Task goal:
Work out the number of lines in the listing that include the string "BITTREX". Reply with that number alone.
====== Data supplied
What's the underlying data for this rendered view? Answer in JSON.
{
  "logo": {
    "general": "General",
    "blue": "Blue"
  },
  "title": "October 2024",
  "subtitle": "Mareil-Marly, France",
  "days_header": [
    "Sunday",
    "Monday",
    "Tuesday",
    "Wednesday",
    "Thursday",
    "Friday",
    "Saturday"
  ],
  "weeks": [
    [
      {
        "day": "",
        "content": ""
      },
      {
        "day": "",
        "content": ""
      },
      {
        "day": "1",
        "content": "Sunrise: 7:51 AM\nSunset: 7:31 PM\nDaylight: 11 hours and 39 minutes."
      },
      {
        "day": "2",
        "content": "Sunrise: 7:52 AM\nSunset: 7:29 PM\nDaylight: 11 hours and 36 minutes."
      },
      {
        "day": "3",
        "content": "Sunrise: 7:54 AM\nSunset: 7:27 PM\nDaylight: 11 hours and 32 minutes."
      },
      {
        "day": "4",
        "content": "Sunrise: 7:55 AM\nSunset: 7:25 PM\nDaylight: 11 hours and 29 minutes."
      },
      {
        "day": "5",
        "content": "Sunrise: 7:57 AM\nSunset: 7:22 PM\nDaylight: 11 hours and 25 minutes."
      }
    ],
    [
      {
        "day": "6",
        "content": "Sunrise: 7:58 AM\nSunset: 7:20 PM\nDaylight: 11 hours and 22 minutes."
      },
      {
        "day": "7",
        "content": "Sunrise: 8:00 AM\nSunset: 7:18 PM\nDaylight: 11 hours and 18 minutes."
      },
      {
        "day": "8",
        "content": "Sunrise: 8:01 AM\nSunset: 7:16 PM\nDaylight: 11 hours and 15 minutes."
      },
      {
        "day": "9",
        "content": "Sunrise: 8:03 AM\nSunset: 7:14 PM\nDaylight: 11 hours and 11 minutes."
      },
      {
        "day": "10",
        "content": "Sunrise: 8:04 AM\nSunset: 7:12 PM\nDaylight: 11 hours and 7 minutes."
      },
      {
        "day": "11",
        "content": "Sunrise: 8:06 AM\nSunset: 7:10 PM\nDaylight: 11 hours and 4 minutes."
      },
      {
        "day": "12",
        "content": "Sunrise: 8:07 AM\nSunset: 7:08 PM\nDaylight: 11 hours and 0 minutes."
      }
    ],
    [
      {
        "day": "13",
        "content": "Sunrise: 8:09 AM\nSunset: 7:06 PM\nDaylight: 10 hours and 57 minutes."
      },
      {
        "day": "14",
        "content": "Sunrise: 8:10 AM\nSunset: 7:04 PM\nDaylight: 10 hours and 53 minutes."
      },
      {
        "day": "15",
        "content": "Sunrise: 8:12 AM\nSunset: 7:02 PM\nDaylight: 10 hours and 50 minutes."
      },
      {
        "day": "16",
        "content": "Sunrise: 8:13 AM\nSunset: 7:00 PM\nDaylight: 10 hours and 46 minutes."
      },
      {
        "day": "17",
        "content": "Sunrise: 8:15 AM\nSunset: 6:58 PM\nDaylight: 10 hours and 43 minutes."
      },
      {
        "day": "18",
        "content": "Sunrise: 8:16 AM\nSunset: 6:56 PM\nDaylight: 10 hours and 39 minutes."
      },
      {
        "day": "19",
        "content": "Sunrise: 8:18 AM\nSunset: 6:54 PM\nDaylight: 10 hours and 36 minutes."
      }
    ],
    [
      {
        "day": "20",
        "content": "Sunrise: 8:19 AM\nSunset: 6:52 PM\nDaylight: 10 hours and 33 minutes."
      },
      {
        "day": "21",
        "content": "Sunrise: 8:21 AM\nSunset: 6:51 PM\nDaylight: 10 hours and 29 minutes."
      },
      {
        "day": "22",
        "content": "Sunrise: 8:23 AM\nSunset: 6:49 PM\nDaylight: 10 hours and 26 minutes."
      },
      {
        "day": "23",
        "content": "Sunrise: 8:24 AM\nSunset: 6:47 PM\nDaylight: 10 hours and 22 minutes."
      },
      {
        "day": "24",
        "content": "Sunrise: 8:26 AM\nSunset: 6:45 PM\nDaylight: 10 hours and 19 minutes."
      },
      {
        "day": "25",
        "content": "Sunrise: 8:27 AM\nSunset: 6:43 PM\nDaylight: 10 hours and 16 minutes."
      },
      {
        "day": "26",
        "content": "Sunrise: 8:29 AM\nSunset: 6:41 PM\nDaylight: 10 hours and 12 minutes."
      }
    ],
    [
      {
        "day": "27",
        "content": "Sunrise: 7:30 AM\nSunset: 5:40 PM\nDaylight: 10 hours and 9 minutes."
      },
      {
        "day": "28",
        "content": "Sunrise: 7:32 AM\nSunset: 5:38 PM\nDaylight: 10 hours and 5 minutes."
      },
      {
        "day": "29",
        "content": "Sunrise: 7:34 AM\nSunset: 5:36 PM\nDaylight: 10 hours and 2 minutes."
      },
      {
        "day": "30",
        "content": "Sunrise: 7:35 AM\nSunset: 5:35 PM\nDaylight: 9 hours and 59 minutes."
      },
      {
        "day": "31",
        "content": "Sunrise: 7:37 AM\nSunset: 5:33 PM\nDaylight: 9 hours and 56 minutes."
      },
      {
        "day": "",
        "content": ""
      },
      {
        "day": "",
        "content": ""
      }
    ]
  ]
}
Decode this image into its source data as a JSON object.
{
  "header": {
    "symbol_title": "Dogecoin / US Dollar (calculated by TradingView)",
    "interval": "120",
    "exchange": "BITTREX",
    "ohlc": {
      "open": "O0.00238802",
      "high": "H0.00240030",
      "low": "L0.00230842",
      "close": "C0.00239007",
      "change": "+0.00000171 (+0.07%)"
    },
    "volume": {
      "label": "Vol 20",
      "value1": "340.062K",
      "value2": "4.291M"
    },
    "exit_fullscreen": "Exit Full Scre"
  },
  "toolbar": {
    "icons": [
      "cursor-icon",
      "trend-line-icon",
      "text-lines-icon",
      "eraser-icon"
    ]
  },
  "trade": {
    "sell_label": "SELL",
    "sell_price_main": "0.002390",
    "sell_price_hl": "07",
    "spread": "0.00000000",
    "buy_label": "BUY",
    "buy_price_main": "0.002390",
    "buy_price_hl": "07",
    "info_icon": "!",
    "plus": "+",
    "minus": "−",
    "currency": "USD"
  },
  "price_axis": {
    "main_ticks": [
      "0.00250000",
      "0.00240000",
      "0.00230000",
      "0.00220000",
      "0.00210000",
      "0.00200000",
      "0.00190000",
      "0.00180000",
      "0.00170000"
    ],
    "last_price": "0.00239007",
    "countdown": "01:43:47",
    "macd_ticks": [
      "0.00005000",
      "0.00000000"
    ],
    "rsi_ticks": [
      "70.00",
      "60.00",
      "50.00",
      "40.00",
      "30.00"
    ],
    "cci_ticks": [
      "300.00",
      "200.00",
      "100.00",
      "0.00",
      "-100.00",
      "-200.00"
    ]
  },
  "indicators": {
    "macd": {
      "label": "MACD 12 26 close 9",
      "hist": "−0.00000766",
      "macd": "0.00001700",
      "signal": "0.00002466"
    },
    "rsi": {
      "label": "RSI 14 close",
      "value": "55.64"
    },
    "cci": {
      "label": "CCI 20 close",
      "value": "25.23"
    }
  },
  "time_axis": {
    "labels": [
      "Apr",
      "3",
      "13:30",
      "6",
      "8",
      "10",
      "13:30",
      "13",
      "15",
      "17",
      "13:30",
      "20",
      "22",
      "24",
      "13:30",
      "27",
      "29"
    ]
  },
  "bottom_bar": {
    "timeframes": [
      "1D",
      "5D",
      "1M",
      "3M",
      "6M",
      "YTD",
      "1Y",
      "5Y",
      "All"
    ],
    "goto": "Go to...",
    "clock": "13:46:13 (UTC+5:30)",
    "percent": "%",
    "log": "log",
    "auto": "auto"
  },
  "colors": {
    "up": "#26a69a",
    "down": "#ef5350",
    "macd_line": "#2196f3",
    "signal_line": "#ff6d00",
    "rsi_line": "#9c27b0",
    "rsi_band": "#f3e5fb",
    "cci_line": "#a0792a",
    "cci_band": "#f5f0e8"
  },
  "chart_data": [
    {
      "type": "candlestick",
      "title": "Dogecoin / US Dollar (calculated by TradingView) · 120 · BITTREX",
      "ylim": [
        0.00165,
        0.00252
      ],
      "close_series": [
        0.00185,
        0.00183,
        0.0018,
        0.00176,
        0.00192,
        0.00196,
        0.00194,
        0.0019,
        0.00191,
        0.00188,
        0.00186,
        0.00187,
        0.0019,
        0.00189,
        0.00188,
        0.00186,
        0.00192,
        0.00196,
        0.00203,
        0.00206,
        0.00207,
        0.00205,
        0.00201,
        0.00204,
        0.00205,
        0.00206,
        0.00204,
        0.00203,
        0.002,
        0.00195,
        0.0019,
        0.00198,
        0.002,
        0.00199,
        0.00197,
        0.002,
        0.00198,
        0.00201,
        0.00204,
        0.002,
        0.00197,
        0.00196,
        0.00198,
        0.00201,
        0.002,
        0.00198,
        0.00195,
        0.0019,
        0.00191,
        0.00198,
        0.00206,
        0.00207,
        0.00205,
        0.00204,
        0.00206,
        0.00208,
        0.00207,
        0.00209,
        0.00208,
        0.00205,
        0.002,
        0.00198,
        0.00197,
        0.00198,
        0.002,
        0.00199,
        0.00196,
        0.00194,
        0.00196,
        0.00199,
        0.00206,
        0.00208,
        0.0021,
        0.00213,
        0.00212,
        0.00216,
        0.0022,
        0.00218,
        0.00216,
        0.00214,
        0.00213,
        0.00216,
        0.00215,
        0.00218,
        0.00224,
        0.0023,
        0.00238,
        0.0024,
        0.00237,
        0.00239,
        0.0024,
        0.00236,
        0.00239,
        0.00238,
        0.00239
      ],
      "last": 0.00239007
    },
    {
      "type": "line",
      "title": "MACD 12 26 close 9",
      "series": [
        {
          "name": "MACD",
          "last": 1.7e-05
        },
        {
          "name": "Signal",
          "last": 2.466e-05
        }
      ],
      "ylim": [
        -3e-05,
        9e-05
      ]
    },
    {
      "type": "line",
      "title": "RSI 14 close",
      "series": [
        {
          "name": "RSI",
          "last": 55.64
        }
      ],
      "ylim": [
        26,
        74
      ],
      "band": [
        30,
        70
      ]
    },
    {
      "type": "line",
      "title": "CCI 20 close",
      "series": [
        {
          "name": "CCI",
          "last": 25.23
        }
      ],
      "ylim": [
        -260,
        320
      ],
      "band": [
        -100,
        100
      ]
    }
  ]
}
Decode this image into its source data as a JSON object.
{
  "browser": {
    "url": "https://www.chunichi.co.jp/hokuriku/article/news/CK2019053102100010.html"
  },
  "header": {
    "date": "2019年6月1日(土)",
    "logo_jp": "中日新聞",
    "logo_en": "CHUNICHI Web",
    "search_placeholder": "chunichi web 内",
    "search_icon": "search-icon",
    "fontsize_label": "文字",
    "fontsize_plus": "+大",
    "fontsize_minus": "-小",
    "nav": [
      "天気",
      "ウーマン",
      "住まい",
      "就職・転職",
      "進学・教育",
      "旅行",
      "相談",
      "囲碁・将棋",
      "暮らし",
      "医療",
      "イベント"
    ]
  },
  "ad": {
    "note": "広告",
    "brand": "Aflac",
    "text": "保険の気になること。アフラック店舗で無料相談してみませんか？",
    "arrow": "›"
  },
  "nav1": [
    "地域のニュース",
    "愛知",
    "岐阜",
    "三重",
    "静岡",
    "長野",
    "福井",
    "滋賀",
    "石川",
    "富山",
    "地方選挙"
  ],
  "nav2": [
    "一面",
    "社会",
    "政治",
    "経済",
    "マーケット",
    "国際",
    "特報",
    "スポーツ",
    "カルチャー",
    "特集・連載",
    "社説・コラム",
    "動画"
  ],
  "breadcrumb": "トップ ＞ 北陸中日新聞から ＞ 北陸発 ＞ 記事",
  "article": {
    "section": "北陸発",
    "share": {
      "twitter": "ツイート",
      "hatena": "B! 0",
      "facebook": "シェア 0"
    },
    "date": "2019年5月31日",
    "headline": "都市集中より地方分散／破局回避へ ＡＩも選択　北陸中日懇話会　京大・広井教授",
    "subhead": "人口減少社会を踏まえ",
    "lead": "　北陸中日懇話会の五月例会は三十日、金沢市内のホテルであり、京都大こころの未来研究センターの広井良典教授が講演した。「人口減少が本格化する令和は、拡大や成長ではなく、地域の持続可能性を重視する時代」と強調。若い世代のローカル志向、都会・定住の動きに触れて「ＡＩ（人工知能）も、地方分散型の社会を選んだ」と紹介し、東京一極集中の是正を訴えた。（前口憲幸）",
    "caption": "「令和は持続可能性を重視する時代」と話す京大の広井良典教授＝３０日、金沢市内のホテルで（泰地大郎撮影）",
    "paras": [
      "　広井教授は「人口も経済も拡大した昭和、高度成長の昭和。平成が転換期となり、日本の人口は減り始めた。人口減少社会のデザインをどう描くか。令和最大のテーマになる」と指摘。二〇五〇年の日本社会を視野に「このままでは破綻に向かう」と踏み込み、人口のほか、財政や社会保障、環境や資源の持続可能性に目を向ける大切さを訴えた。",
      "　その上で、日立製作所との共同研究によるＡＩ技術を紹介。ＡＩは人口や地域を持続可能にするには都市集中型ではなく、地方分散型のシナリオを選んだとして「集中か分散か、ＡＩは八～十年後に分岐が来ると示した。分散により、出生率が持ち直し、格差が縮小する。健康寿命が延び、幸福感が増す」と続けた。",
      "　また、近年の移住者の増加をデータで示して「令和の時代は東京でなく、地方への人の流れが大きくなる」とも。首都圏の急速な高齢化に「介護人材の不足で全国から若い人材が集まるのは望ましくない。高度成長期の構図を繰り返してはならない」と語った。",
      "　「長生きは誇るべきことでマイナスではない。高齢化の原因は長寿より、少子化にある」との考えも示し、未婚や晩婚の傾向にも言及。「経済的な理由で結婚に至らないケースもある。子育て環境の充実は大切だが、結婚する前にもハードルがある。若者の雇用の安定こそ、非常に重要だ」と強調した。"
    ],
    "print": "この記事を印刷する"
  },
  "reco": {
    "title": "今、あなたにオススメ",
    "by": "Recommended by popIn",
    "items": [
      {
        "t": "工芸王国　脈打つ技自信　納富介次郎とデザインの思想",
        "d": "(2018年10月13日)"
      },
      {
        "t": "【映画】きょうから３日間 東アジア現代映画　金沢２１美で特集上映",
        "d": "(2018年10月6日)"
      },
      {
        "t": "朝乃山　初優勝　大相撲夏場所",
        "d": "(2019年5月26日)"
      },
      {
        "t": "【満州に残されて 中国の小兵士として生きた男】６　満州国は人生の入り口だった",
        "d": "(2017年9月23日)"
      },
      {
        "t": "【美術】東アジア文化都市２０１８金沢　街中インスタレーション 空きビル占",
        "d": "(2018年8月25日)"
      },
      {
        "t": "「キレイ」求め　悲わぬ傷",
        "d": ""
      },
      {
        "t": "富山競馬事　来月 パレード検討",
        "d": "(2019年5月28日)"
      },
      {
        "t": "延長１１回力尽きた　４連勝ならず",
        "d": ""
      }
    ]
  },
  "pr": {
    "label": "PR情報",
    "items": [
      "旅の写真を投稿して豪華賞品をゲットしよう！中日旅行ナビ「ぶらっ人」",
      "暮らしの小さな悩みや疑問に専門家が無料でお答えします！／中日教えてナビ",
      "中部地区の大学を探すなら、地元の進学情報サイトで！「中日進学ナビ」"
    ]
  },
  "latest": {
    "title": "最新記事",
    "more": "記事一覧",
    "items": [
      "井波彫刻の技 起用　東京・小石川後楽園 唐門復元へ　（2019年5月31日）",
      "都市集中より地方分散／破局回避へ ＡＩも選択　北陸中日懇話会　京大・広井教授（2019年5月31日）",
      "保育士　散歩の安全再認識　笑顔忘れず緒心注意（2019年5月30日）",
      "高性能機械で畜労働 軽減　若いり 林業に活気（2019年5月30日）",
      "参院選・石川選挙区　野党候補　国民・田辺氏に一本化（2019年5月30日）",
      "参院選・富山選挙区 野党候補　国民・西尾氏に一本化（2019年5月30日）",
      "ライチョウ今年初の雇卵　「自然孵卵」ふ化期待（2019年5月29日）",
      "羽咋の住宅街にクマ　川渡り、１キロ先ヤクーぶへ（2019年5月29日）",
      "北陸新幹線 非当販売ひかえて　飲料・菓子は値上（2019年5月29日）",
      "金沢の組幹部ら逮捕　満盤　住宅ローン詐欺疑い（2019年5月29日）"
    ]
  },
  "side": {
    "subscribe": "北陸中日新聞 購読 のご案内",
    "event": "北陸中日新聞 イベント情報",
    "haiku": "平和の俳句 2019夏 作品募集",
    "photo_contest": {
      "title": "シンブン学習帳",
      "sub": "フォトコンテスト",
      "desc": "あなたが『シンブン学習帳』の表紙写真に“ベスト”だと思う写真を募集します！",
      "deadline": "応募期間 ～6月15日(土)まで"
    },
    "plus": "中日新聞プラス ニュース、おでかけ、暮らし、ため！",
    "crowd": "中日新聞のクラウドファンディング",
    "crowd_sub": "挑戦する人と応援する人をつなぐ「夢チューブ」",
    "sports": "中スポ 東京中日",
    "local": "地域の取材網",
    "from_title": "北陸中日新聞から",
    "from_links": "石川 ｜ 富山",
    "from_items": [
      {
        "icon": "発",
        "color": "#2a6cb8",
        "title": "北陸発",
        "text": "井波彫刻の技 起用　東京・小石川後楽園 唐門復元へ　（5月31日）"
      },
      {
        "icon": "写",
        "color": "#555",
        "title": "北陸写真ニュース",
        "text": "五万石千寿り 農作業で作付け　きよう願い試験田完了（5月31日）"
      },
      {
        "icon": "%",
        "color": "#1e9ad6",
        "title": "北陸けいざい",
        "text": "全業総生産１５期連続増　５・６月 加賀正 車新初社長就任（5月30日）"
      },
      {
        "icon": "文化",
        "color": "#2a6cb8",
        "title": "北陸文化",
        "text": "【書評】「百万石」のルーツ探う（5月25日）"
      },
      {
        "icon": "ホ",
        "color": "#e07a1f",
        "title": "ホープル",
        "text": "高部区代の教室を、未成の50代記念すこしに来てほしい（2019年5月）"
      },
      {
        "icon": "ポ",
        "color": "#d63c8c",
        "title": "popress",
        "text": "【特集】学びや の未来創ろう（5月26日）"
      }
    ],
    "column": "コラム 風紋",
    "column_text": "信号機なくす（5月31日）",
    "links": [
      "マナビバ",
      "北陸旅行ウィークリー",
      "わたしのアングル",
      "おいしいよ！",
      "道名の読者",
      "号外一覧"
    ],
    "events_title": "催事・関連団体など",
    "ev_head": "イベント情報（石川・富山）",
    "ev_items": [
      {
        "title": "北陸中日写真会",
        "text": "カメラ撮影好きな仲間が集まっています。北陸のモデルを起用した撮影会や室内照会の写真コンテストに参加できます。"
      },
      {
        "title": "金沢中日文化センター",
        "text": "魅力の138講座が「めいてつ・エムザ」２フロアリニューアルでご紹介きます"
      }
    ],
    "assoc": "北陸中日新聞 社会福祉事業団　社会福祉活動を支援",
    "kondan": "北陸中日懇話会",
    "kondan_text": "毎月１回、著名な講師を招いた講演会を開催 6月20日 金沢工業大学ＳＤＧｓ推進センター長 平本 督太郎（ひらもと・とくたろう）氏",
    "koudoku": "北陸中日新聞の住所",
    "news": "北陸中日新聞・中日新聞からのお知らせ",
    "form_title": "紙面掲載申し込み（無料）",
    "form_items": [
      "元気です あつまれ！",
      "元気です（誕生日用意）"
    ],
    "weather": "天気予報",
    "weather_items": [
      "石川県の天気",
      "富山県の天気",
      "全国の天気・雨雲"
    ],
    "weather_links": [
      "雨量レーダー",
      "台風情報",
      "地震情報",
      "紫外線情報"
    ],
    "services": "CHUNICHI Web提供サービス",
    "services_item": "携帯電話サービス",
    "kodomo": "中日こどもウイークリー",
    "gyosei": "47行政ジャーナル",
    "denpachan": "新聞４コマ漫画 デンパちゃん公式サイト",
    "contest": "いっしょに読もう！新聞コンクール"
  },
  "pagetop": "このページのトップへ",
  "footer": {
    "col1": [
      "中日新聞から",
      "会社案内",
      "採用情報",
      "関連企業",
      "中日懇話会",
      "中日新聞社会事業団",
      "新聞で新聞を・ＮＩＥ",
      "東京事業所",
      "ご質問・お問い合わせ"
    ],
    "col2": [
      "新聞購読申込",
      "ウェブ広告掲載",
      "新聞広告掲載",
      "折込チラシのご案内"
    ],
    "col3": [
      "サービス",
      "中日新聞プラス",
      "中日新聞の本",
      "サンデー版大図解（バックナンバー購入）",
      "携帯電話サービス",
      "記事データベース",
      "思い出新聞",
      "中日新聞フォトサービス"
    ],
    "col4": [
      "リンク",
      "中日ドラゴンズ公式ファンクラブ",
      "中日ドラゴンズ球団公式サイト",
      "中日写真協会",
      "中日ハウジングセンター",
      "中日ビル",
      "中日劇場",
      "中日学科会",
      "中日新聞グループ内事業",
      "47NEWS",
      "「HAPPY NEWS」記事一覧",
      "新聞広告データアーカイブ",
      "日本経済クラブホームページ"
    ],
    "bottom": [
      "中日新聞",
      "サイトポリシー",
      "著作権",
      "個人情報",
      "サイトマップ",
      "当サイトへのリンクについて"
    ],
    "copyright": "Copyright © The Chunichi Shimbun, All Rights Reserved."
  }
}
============
Exercise response:
2